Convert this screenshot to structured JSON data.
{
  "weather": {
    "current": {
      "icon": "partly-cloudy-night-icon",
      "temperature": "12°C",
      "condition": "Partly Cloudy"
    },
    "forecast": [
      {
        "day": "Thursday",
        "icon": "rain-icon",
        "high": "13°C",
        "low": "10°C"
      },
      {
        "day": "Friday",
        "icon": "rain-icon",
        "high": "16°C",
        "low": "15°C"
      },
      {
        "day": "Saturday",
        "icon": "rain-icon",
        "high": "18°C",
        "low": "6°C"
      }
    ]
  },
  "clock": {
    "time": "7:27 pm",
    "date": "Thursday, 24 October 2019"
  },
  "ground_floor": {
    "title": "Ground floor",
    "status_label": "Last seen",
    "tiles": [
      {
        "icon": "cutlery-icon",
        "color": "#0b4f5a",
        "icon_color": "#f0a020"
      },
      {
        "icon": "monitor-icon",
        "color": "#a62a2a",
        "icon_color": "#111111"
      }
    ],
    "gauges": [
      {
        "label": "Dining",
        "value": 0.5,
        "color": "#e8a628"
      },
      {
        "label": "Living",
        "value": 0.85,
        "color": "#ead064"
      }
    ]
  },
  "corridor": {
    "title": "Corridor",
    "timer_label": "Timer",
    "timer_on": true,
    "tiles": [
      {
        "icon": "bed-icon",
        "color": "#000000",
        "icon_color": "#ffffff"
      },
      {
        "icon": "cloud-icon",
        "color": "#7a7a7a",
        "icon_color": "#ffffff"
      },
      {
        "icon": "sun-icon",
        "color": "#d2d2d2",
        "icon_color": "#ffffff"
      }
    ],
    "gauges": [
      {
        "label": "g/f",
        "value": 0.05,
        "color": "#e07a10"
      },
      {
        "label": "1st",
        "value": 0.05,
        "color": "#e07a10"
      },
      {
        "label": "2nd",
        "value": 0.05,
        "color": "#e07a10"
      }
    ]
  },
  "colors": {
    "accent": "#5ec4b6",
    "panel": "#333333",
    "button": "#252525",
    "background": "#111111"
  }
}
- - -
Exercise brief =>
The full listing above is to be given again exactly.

Answer space =>
Convert this screenshot to structured JSON data.
{
  "weather": {
    "current": {
      "icon": "partly-cloudy-night-icon",
      "temperature": "12°C",
      "condition": "Partly Cloudy"
    },
    "forecast": [
      {
        "day": "Thursday",
        "icon": "rain-icon",
        "high": "13°C",
        "low": "10°C"
      },
      {
        "day": "Friday",
        "icon": "rain-icon",
        "high": "16°C",
        "low": "15°C"
      },
      {
        "day": "Saturday",
        "icon": "rain-icon",
        "high": "18°C",
        "low": "6°C"
      }
    ]
  },
  "clock": {
    "time": "7:27 pm",
    "date": "Thursday, 24 October 2019"
  },
  "ground_floor": {
    "title": "Ground floor",
    "status_label": "Last seen",
    "tiles": [
      {
        "icon": "cutlery-icon",
        "color": "#0b4f5a",
        "icon_color": "#f0a020"
      },
      {
        "icon": "monitor-icon",
        "color": "#a62a2a",
        "icon_color": "#111111"
      }
    ],
    "gauges": [
      {
        "label": "Dining",
        "value": 0.5,
        "color": "#e8a628"
      },
      {
        "label": "Living",
        "value": 0.85,
        "color": "#ead064"
      }
    ]
  },
  "corridor": {
    "title": "Corridor",
    "timer_label": "Timer",
    "timer_on": true,
    "tiles": [
      {
        "icon": "bed-icon",
        "color": "#000000",
        "icon_color": "#ffffff"
      },
      {
        "icon": "cloud-icon",
        "color": "#7a7a7a",
        "icon_color": "#ffffff"
      },
      {
        "icon": "sun-icon",
        "color": "#d2d2d2",
        "icon_color": "#ffffff"
      }
    ],
    "gauges": [
      {
        "label": "g/f",
        "value": 0.05,
        "color": "#e07a10"
      },
      {
        "label": "1st",
        "value": 0.05,
        "color": "#e07a10"
      },
      {
        "label": "2nd",
        "value": 0.05,
        "color": "#e07a10"
      }
    ]
  },
  "colors": {
    "accent": "#5ec4b6",
    "panel": "#333333",
    "button": "#252525",
    "background": "#111111"
  }
}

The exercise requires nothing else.